Other than agreeing to join the Trump ticket, the outcome of tonight’s debate was not Pence’s fault. He had some strong moments. Pence’s performance was more calm, stable, and direct than Trump’s performance last week. Pence was focused on a set of messages he knew he needed to convey, and delivered them in presidential tone. When he discussed the ongoing conflict in Iraq and the fallout from the failure to negotiate a status of forces agreement, he showed a grasp of policy far beyond what we’ve seen on the campaign trail. He even landed some effective attacks on Clinton slamming her as the “architect of Obama’s foreign policy” and then listing the world’s hotspots.
Yet tonight wasn’t about Hillary Clinton or Tim Kaine or even Mike Pence. Tonight was about Donald Trump, as much of this election has become, and there was little Mike Pence could do about it.
Critics may say a more talented debater, experienced politician, or savvy orator could have turned the tables. They could not. Pence was handed a shot glass and asked to bail out a sinking ship.
Why tonight doesn’t matter
A vice presidential debate rarely matters. As mentioned above, people only care about running mates when they are a liability. When a would-be VP is such a disaster or seems so unfit or brings scandal to the ticket, Americans may take note. Even losing a vice presidential debate—even losing it badly—doesn’t necessarily spell doom: it didn’t matter when Dan Quayle was embarrassed by Lloyd Bentsen in 1988.
Mike Pence, regardless of what you think of him or his politics or even his record, is not that liability. Few people will look at the Republican ticket and say “I want to vote for Donald Trump, but I can’t because of this Pence guy.” No one tuned into this debate a committed Trump voter and left it undecided. Did Pence convince people to back the GOP ticket? Perhaps, but his performance was likely not stellar enough to do so, and frankly, that isn’t his job; it’s Trump’s.

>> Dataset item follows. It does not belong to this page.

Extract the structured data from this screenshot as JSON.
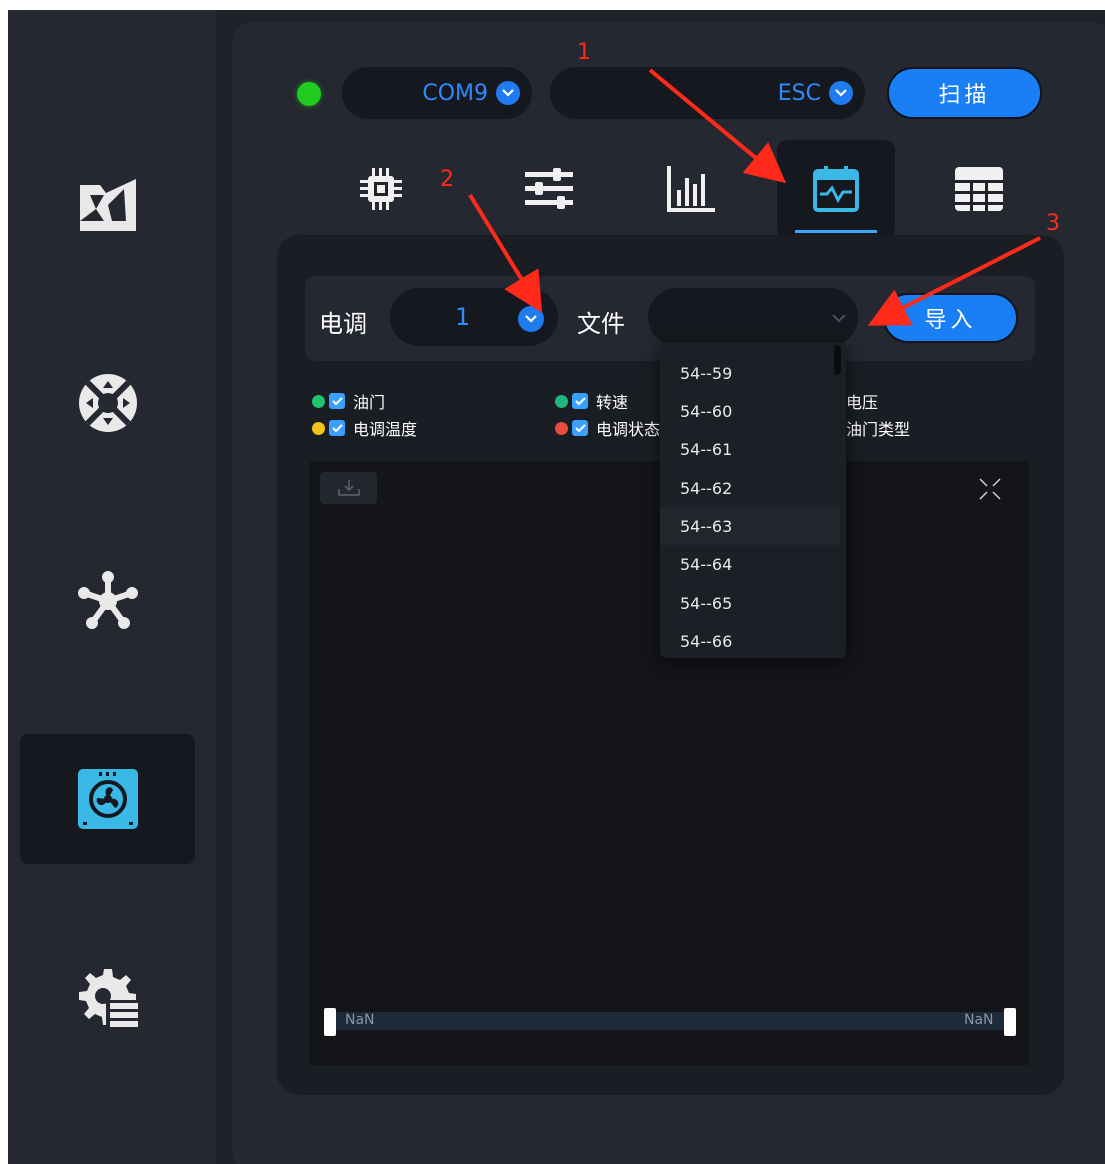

Why tonight’s debate might matter
Tonight’s debate continued the narrative that has dominated the last week of news cycles. Trump has faced numerous challenges this week and because Trump—and his weaknesses—played such a dominant role tonight, that narrative will not change. It does not put the GOP ticket in a worse place, but tonight’s debate will do little to change the conversation. That is devastating for the Republican ticket as continued questions over taxes, comments about the female physique, and rhetoric about PTSD in veterans will continued at least until Sunday night’s debate. That is a challenge for the ticket.
What’s more, Kaine spent much of the debate speaking to key demographic groups: women, young people, communities of color, college educated white voters, and even working class voters. He was not trying to convince people to choose between Clinton and Trump; Kaine was pushing people to vote, rather than stay home. That effort is critical, particularly as early voting has opened in some states and will expand significantly over the next week. Tim Kaine’s debate performance will not deal a victory for Clinton. The VP debate essentially froze the race in place—at least for the time being—and after the week that was, that’s great news for Team Clinton.
What to expect from Donald Trump’s first State of the Union address
[The recent Senate Foreign Relations Committee report on Russian meddling] is a thorough and comprehensive view of Russia’s decades-long political warfare against the West. The lesson learned from Europe, which has borne the brunt of Russian attacks, is that Russia can be deterred but that requires leadership. For that reason, this report would have sent a much stronger message to the Trump administration if it had Republican support. As is, it is an urgent warning and a call to action, but it may fall on deaf ears.